Things are better now.


Quote by dannyalcatraz
Style is in the hands. Taste is in the hands. But tone? Tone is in the gear.
#10
Guitars:
Jackson Kelly KE3 - MIJ (Distortion/Jazz)
Jackson DKMGT Dinky (EMG 81/85)
ESP E-II Eclipse Custom (JB/'59)
ESP LTD EC-1001FR (EMG 81/60)
Fender MIM Strat

Amps:
Mesa/Boogie Dual Rectifier Roadster 212
Laney IronHeart IRT-Studio
Peavey Vypyr 30
Peavey ReValver Amp Sims
TOOOO many T.C. Electronic Pedals. . .
#11
Quote by metalmingee


I can't get that money together that fast sadly.-.- I appreciate the lead though.

EDIT: I contacted the seller. Throwing an offer out there and seeing if it works out. Couldn't hurt.
Quote by Roc8995
Yes, and people still got polio and you had to crank your car up by hand and put whale oil in the lamps every night.

Things are better now.
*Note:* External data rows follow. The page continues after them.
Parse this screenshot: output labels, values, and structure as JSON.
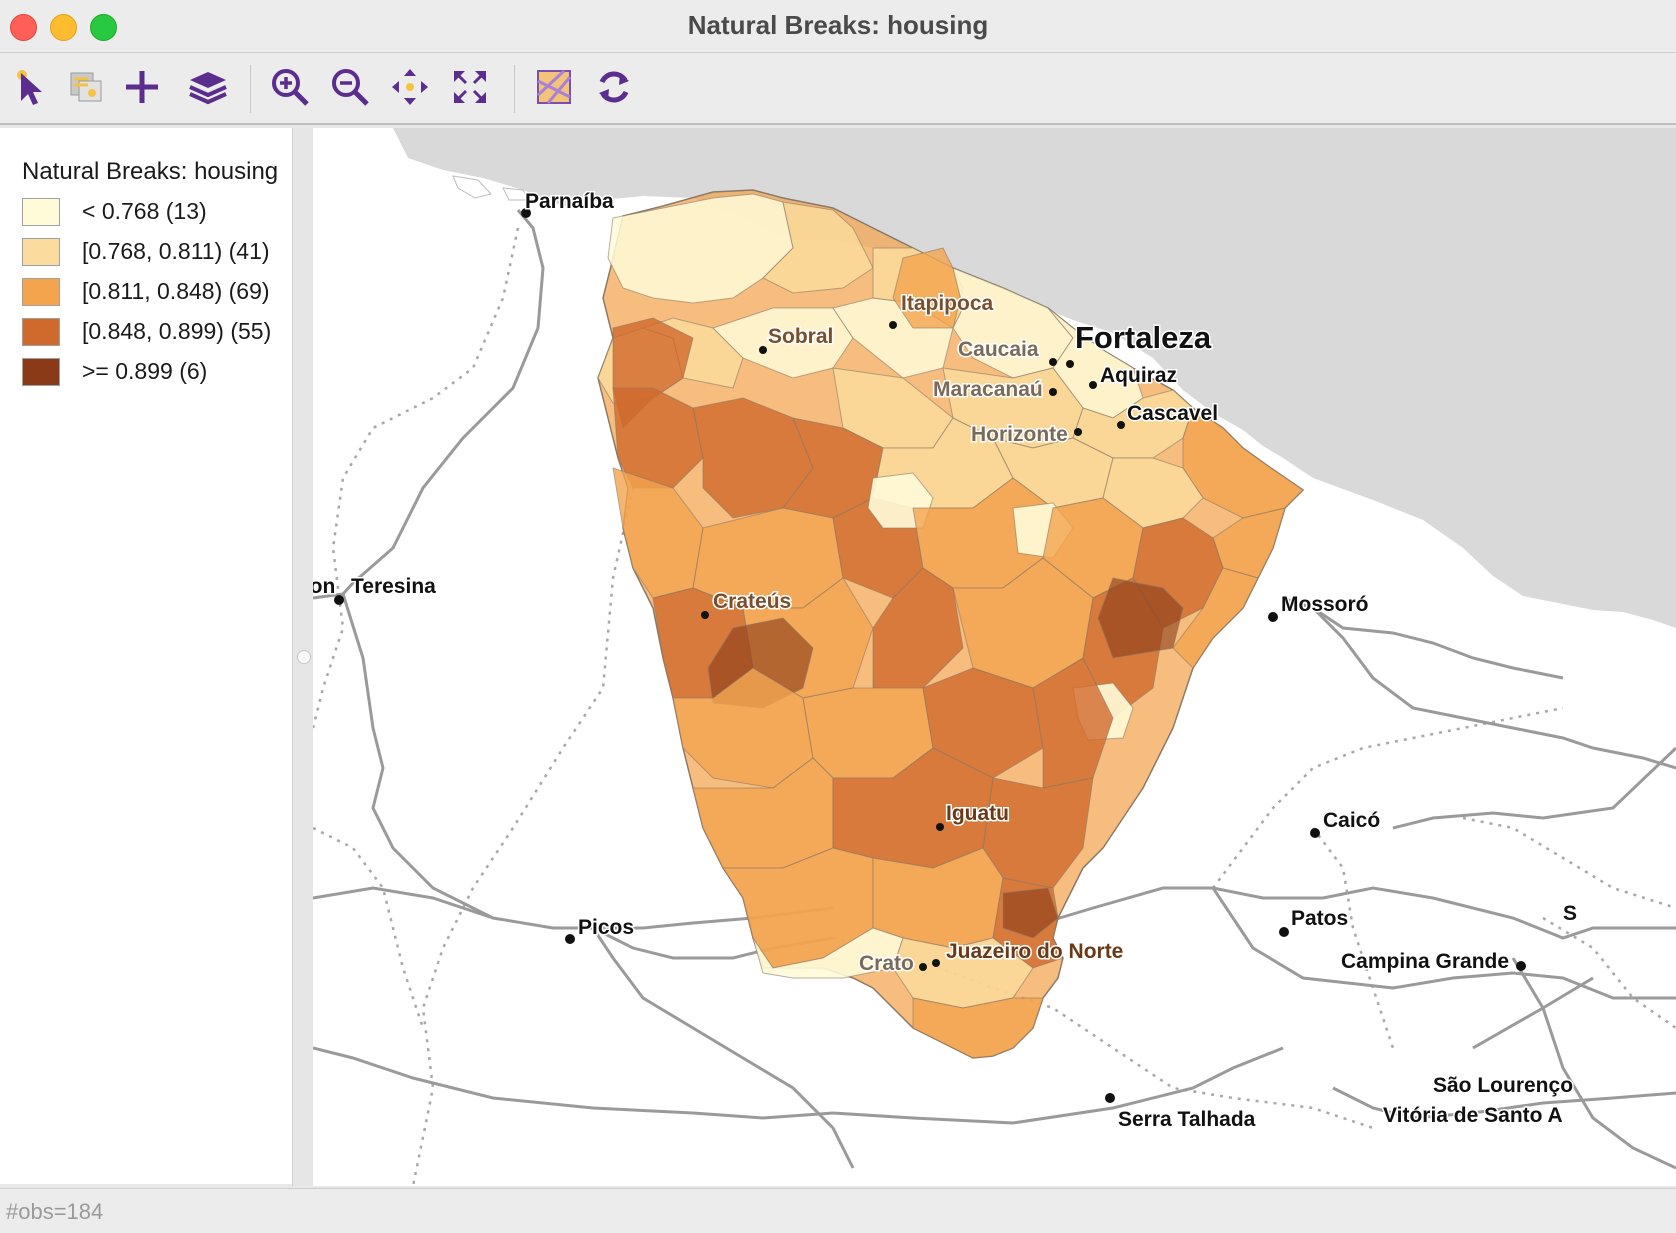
{
  "window": {
    "title": "Natural Breaks: housing"
  },
  "toolbar": {
    "tools": [
      {
        "name": "select-tool-icon"
      },
      {
        "name": "selection-shape-icon"
      },
      {
        "name": "add-icon"
      },
      {
        "name": "layers-icon"
      },
      {
        "name": "zoom-in-icon"
      },
      {
        "name": "zoom-out-icon"
      },
      {
        "name": "pan-icon"
      },
      {
        "name": "full-extent-icon"
      },
      {
        "name": "basemap-icon"
      },
      {
        "name": "refresh-icon"
      }
    ],
    "accent_color": "#5b2d8e"
  },
  "legend": {
    "title": "Natural Breaks: housing",
    "items": [
      {
        "label": "< 0.768 (13)",
        "color": "#fffbd8"
      },
      {
        "label": "[0.768, 0.811) (41)",
        "color": "#fbdc9e"
      },
      {
        "label": "[0.811, 0.848) (69)",
        "color": "#f3a44d"
      },
      {
        "label": "[0.848, 0.899) (55)",
        "color": "#d0692c"
      },
      {
        "label": ">= 0.899 (6)",
        "color": "#8b3a17"
      }
    ]
  },
  "map": {
    "cities": [
      {
        "name": "Parnaíba"
      },
      {
        "name": "Itapipoca"
      },
      {
        "name": "Sobral"
      },
      {
        "name": "Caucaia"
      },
      {
        "name": "Fortaleza"
      },
      {
        "name": "Aquiraz"
      },
      {
        "name": "Maracanaú"
      },
      {
        "name": "Cascavel"
      },
      {
        "name": "Horizonte"
      },
      {
        "name": "mon"
      },
      {
        "name": "Teresina"
      },
      {
        "name": "Crateús"
      },
      {
        "name": "Mossoró"
      },
      {
        "name": "Iguatu"
      },
      {
        "name": "Caicó"
      },
      {
        "name": "Patos"
      },
      {
        "name": "Picos"
      },
      {
        "name": "Crato"
      },
      {
        "name": "Juazeiro do Norte"
      },
      {
        "name": "Campina Grande"
      },
      {
        "name": "S"
      },
      {
        "name": "São Lourenço"
      },
      {
        "name": "Serra Talhada"
      },
      {
        "name": "Vitória de Santo A"
      }
    ],
    "colors": {
      "ocean": "#d9d9d9",
      "land": "#ffffff",
      "roads": "#9a9a9a",
      "borders": "#a8a8a8"
    }
  },
  "status": {
    "text": "#obs=184"
  }
}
Quote by dannyalcatraz
Style is in the hands. Taste is in the hands. But tone? Tone is in the gear.
Last edited by GraceByDeath at Jan 27, 2016,
#12
Quote by GraceByDeath
I can't get that money together that fast sadly.-.- I appreciate the lead though.

EDIT: I contacted the seller. Throwing an offer out there and seeing if it works out. Couldn't hurt.
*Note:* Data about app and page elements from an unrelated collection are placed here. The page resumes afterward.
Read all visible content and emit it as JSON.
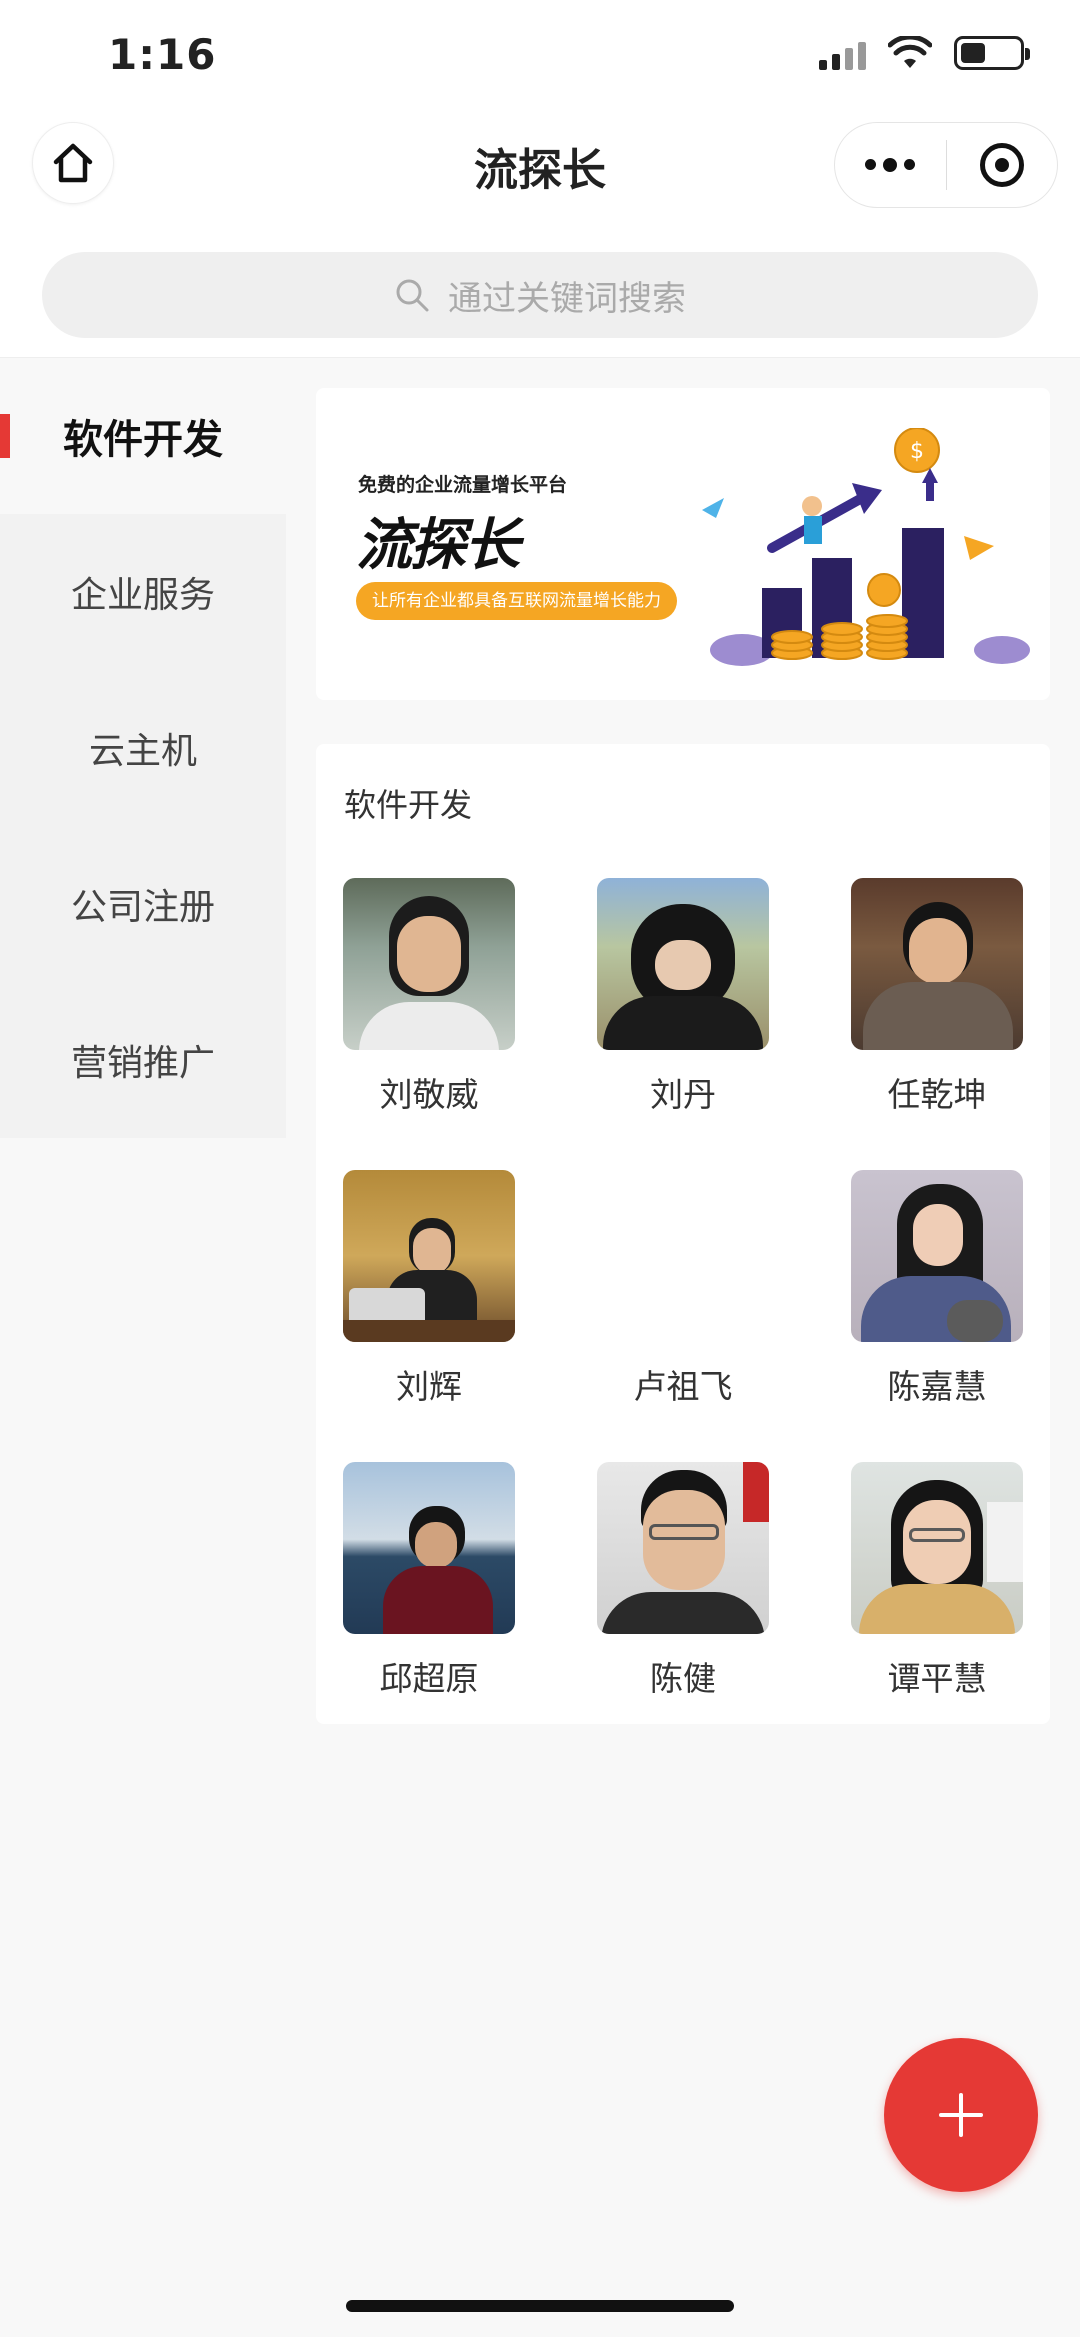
{
  "status_bar": {
    "time": "1:16"
  },
  "nav": {
    "title": "流探长"
  },
  "search": {
    "placeholder": "通过关键词搜索"
  },
  "sidebar": {
    "items": [
      {
        "label": "软件开发",
        "active": true
      },
      {
        "label": "企业服务",
        "active": false
      },
      {
        "label": "云主机",
        "active": false
      },
      {
        "label": "公司注册",
        "active": false
      },
      {
        "label": "营销推广",
        "active": false
      }
    ]
  },
  "banner": {
    "subtitle": "免费的企业流量增长平台",
    "logo_text": "流探长",
    "tagline": "让所有企业都具备互联网流量增长能力"
  },
  "section": {
    "title": "软件开发",
    "people": [
      {
        "name": "刘敬威"
      },
      {
        "name": "刘丹"
      },
      {
        "name": "任乾坤"
      },
      {
        "name": "刘辉"
      },
      {
        "name": "卢祖飞"
      },
      {
        "name": "陈嘉慧"
      },
      {
        "name": "邱超原"
      },
      {
        "name": "陈健"
      },
      {
        "name": "谭平慧"
      }
    ]
  },
  "colors": {
    "accent": "#e53935",
    "banner_orange": "#f5a623"
  },
  "fab": {
    "icon": "plus-icon"
  }
}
Exactly. Looks like it's a relisting.
Guitars:
Jackson Kelly KE3 - MIJ (Distortion/Jazz)
Jackson DKMGT Dinky (EMG 81/85)
ESP E-II Eclipse Custom (JB/'59)
ESP LTD EC-1001FR (EMG 81/60)
Fender MIM Strat

Amps:
Mesa/Boogie Dual Rectifier Roadster 212
Laney IronHeart IRT-Studio
Peavey Vypyr 30
Peavey ReValver Amp Sims
TOOOO many T.C. Electronic Pedals. . .
#13
Quote by metalmingee
Exactly. Looks like it's a relisting.


I'd be giving up a Jackson RRMG to do this. (I love everything about it other than the fact that Floyds make me nervous to set up on my own.) So I'm still considering.
#14
Quote by GraceByDeath
I'd be giving up a Jackson RRMG to do this. (I love everything about it other than the fact that Floyds make me nervous to set up on my own.) So I'm still considering.


If you don't use the Floyd too much and as such, it's even more of a pain to set it up than it already is, you can always block it and most of your problems will go away.

I probably wouldn't give up on a Jackson RRMG for a guitar with a broken headstock with a hideous repairment. Just my opinion though obviously.
#15
Red is correct. A good professional headstock repair can often be stronger than the original headstock. This wasn't a professional job and knowing that I'd stay clear of it. This was done very poorly and a good luthier who would be willing to try to undo that horrible work will be hard to find.

Here's a picture of the headstock on Gary Moore's guitar that was snapped of when his car was rear ended. This is a nice piece of work and Gary played it right up til his death. This guitar is now owned by Kirk Hammett.
Attachments:
Gary_Moore_LP_headstock 2.jpg
Yes I am guitarded also, nice to meet you.
Last edited by Rickholly74 at Jan 28, 2016,
#16
Quote by GraceByDeath
I'd be giving up a Jackson RRMG to do this. (I love everything about it other than the fact that Floyds make me nervous to set up on my own.) So I'm still considering.


In that case, it may just be a lot easier to learn enough about the care and feeding of your Floyd. The knowledge is out there.
#17
Floyds are nothing to be afraid of. If you like guitars then tinkering with them is actually fun. If you know how to use a screw driver then you know how to deal with a Floyd.

I couldn't see myself replacing a RRMG for some LTD, but that's just me.
#18
Quote by dthmtl3
Floyds are nothing to be afraid of. If you like guitars then tinkering with them is actually fun. If you know how to use a screw driver then you know how to deal with a Floyd.

I couldn't see myself replacing a RRMG for some LTD, but that's just me.


Think I am just gonna stick with the Jackson. And I will learn to mess with it myself. Should be trying that soon since I want to switch to either Drop C or Drop C#. (Basically after I'm sure I have the money to pay for a setup if I fail miserably.)